My biggest pet peeve is the phrase "I could care less". THAT LITERALLY MEANS THE COMPLETE OPPOSITE OF WHAT YOU WANT TO SAY.

JarahCarnes

Yes!!

Saying I could care less means you care enough to be able to actually care even less than you do now.

I couldn't care less means you're at the bottom of that barrel and it can't sink lower.

cheapbitoffluff

THIS.

"Depression" "OCD"

Like my Psychology professor said the more you misused this word, the more it loses it's power as a symptom.

JDegamo

Yeah, and Bipolar is a serious mental illness, not just being indecisive/moody.

bigfootsbro

I'm wary of people who do this.

I see weary and wary misused on Reddit all the time, and less often I hear them being misused irl. They all sound similar, so I can see where the confusion comes from, but...

Weary is tired- you are weary from a long journey.

Wary is suspicious and cautious in regards to something- you should be wary of strangers with gifts.

technicolored_dreams

People do that???

Giphy

I hate it when people confuse the words fun and funny. It isn't even that hard but I always see stuff like "This amusement park was so funny!" and it is one of my pet peeves honestly.

PiRSquared2

An important distinction.

Empathy. People often mean they are sympathetic, and do not truly feel actual empathy.

Sympathy is to feel for someone.

Empathy is to put yourself in their shoes and truly understand.

my_hat_is_fat

It's called the UK.

England, people use 'England' to describe the UK, like Scotland, Wales and Northern Ireland are part of England.

Class_444_SWR

Not awkward.

Giphy

My psychology teacher told us that anti-social is not the same as socially awkward. Anti-social is more like people that have absolutely no empathy for others. Like the school shooter type.

saltyasss

Not a word.

Anyways.

It is not a godd*mn word and I pulls me out of any conversation, movie, TV show, book, etc whenever I run across it. Anyway I try, I just can't get over it.

Nnnkingston

Harry Cunningham/Unsplash

You may have heard of the phrase "retail therapy" before, which is the act of buying things for personal enjoyment.

Well, there's some truth to that.

The University of Michigan actually studied the affects of shopping on our sadness levels. Purchasing something you enjoy can actually decrease sadness 40 times better than not purchasing something.
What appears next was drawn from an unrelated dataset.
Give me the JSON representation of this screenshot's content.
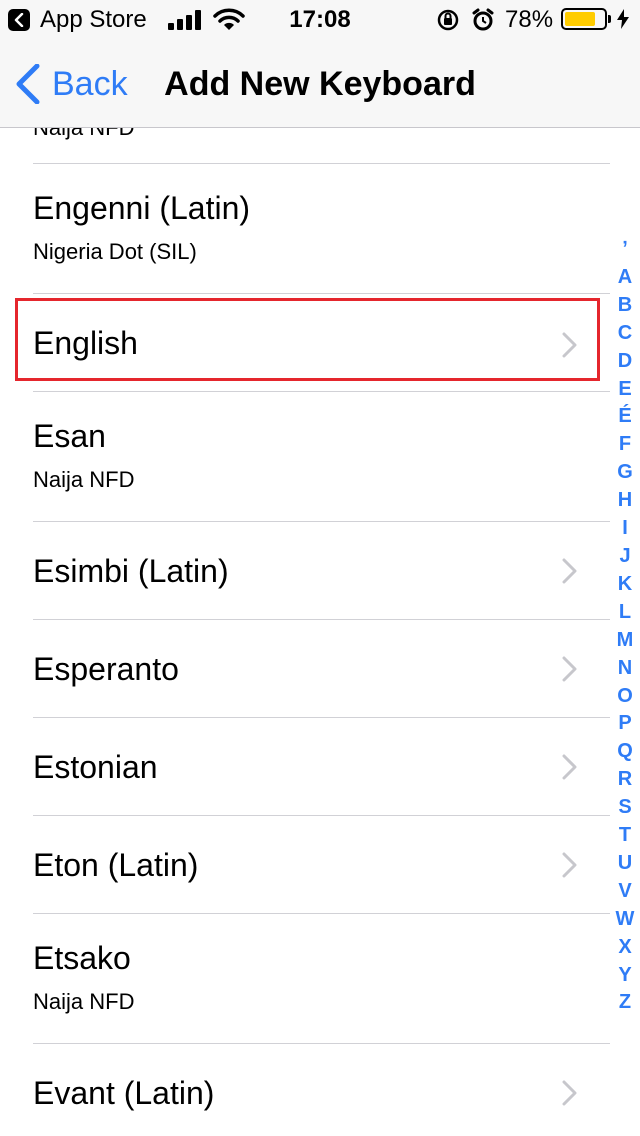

There are tons of other benefits like dopamine increases, anxiety reduction and improved mood. We wanted to know what people are buying to give them that rush of happy hormones and increase their joy.

Keep reading... Show less
Jessica Podraza/Unsplash

When we think of a "hero" we might think of someone in a cape who's saving civilians from terror. Or maybe we think of the essential workers we've called heroes throughout the pandemic.

Heroism is simply defined as "great bravery," according to Oxford Languages.

If being a hero is about showing courage, bravery and strength, heroic feats happen all around us every day with ordinary people.

Keep reading... Show less
Sharon McCutcheon/Unsplash

They say good things come in small packages—as a lifelong member of the "Never hit 5 feet tall" club it's a phrase I've had thrown at me often.

It's right up there with "small but mighty" and "people mcnugget."

It's popular because there's a fair bit of truth to it, though.

When it comes to some things, smaller is just flat out better.

Keep reading... Show less
OSPAN ALI on Unsplash

Everyone has their "type" when it comes to sexual attraction.

It could be a woman's scent, a man's fashion sense, or a confident attitude that really gets a heart fluttering at 100 m.p.h.
However, what someone thinks is "hot" or "sexy" may be a total turn-off for others.
Keep reading... Show less